**Exercise aim:** In the entries below, find each line with the string "буря" and copy it.

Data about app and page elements
════

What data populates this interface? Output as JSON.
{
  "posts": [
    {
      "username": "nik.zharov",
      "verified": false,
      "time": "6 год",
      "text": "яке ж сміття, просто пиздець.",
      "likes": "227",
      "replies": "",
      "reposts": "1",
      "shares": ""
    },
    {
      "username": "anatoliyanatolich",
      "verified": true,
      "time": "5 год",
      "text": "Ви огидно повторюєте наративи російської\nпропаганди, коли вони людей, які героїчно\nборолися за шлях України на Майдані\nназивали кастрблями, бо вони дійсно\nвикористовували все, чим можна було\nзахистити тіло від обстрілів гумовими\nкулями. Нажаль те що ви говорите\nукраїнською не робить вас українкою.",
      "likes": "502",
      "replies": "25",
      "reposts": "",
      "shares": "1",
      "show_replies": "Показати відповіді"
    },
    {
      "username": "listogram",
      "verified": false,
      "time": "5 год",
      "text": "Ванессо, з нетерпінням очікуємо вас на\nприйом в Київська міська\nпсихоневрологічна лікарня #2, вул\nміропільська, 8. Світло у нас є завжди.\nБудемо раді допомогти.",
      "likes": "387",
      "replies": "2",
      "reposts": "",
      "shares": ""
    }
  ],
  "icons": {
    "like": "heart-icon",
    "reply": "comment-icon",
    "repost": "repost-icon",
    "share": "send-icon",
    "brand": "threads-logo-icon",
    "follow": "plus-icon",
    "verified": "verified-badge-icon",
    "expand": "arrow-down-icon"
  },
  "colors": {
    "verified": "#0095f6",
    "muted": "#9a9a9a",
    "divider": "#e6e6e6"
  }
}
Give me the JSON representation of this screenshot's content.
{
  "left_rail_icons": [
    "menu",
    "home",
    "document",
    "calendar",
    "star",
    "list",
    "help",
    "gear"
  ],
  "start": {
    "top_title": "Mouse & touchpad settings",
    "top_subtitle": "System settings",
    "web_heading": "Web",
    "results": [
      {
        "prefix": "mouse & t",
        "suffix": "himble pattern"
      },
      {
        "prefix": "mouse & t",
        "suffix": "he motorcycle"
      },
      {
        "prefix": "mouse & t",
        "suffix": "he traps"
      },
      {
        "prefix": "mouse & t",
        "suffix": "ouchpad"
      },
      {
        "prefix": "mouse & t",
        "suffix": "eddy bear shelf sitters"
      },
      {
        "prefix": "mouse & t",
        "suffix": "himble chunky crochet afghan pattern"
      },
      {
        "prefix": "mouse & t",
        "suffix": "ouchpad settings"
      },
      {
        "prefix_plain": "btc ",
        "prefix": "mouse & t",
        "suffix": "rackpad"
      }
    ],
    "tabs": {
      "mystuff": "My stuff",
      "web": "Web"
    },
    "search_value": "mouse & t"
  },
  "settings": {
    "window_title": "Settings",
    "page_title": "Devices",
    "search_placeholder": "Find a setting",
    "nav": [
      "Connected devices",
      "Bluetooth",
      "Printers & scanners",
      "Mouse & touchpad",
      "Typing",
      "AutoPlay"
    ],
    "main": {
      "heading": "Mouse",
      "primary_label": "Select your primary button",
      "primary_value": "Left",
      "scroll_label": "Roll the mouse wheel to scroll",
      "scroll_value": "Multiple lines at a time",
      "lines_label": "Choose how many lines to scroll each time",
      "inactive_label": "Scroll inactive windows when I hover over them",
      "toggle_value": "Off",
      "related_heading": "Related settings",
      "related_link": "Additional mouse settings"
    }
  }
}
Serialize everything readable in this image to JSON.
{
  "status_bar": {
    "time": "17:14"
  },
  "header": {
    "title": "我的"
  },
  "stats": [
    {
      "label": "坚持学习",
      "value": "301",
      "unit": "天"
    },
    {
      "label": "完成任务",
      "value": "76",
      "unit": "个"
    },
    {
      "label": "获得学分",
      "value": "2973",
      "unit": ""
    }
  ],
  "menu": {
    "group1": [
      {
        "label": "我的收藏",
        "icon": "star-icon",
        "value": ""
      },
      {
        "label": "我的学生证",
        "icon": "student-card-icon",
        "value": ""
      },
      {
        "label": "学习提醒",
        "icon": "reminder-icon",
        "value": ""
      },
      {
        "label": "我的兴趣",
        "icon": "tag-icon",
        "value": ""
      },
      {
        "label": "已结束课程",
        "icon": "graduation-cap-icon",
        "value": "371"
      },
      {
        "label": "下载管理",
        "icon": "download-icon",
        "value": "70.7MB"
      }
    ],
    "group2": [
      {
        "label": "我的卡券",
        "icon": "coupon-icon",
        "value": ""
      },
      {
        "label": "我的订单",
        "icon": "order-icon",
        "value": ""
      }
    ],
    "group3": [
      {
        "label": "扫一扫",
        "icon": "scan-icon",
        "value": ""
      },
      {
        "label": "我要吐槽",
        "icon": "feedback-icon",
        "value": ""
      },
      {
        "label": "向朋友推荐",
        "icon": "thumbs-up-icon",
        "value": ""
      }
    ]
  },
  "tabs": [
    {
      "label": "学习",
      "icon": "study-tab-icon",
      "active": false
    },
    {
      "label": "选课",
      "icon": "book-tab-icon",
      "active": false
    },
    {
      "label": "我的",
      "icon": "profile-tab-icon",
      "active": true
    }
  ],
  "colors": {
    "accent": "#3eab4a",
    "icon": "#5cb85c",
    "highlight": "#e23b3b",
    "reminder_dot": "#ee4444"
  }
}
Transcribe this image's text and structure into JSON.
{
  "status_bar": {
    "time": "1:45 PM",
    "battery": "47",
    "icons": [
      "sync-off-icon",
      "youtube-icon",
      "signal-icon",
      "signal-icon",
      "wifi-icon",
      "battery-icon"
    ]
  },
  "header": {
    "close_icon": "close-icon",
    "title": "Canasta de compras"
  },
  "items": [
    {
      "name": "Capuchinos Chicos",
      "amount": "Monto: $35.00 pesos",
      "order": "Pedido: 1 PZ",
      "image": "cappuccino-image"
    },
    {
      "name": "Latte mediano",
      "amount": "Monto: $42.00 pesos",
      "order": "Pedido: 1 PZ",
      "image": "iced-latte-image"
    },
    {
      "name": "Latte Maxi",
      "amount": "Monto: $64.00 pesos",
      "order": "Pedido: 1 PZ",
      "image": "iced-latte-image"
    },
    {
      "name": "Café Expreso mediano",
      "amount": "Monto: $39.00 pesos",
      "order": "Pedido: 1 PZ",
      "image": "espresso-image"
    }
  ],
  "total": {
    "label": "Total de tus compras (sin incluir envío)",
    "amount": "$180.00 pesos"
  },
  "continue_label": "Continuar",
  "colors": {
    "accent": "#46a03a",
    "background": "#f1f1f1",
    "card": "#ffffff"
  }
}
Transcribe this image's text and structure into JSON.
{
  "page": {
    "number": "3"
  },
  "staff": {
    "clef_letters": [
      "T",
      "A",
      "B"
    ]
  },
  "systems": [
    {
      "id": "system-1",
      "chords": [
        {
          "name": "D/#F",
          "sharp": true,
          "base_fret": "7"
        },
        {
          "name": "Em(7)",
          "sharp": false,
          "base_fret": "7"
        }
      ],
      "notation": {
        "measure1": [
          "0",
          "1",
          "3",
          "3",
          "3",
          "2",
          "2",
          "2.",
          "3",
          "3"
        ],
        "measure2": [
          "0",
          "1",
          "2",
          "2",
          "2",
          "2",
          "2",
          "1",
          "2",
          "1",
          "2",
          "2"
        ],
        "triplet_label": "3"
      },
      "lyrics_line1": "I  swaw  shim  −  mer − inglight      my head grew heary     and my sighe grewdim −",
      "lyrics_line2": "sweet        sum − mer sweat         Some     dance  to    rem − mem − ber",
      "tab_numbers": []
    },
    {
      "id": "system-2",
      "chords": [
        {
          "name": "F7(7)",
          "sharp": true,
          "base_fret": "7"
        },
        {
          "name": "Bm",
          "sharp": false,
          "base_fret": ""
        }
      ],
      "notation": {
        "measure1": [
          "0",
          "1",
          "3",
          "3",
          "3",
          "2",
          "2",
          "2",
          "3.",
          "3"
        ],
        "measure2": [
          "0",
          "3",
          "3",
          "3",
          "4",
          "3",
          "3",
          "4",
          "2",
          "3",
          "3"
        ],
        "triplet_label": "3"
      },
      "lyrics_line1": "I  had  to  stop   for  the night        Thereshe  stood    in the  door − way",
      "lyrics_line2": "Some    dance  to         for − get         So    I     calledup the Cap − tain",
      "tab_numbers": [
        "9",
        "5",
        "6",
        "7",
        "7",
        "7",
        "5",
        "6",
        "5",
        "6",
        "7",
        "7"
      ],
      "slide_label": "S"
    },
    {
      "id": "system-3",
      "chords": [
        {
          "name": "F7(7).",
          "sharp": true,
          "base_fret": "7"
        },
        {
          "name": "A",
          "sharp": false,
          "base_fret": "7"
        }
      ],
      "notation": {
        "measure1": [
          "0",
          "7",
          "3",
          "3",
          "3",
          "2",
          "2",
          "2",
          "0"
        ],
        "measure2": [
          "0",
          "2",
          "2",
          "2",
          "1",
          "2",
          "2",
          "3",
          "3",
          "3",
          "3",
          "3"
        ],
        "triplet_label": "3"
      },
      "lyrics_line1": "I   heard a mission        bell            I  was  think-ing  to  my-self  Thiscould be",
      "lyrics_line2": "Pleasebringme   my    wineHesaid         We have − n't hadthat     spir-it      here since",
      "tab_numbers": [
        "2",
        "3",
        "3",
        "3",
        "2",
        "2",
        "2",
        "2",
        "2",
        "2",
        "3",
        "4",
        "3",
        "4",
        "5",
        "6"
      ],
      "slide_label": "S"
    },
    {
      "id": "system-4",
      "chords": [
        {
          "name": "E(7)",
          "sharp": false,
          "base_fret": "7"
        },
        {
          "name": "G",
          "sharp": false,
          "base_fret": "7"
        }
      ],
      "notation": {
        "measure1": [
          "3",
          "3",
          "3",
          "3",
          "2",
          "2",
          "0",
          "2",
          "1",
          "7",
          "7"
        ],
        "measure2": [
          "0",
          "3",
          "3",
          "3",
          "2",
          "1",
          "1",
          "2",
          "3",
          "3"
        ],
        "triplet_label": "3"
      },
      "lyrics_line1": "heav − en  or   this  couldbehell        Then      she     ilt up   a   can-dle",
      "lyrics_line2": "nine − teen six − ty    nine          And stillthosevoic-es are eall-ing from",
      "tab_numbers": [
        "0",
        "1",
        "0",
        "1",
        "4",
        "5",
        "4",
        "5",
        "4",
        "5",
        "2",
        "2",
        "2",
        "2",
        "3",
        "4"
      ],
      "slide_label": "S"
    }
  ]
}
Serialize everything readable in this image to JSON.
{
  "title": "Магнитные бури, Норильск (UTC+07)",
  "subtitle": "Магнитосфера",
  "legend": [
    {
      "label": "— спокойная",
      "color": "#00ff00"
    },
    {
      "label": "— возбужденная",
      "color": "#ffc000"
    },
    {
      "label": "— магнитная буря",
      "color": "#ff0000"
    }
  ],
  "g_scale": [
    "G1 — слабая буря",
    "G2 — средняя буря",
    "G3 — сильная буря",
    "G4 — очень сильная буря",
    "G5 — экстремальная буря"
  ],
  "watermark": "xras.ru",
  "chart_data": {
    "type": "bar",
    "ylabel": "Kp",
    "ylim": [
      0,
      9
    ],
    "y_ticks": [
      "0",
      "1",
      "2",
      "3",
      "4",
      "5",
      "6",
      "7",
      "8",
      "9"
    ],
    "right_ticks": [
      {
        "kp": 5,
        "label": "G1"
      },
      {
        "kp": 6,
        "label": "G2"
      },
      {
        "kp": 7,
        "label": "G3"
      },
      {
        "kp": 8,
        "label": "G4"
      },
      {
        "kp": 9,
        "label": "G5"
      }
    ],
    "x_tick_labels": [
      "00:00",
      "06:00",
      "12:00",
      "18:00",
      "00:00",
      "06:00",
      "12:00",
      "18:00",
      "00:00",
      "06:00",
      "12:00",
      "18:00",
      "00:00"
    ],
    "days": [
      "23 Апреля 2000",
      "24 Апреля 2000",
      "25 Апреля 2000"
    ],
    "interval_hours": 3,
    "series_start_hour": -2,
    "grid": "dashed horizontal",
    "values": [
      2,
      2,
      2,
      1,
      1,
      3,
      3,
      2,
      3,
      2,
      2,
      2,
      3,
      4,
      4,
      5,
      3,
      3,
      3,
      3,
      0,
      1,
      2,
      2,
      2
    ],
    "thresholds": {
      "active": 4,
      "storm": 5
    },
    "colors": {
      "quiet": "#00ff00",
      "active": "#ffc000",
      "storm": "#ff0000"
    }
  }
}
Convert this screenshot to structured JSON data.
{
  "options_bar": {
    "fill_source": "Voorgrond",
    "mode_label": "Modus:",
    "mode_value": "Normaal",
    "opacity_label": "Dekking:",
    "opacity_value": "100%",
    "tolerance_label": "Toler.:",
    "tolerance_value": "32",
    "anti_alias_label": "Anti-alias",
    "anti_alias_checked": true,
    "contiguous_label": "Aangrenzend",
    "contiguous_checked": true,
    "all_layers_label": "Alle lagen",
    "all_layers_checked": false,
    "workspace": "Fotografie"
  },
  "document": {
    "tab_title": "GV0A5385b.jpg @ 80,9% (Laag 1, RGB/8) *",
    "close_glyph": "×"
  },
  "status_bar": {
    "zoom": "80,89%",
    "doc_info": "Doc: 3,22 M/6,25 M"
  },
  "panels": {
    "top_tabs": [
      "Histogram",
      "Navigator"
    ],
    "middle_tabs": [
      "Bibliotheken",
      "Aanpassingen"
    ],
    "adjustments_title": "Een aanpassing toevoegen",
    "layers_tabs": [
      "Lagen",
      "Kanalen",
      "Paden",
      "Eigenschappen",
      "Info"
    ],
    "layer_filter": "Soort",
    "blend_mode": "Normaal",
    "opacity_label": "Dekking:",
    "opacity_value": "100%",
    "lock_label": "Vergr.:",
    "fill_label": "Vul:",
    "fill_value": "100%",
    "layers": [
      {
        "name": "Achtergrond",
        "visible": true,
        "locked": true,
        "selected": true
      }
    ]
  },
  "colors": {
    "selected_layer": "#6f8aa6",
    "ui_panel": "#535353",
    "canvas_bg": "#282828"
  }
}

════

**Written answer:**
      "label": "— магнитная буря",
    "G1 — слабая буря",
    "G2 — средняя буря",
    "G3 — сильная буря",
    "G4 — очень сильная буря",
    "G5 — экстремальная буря"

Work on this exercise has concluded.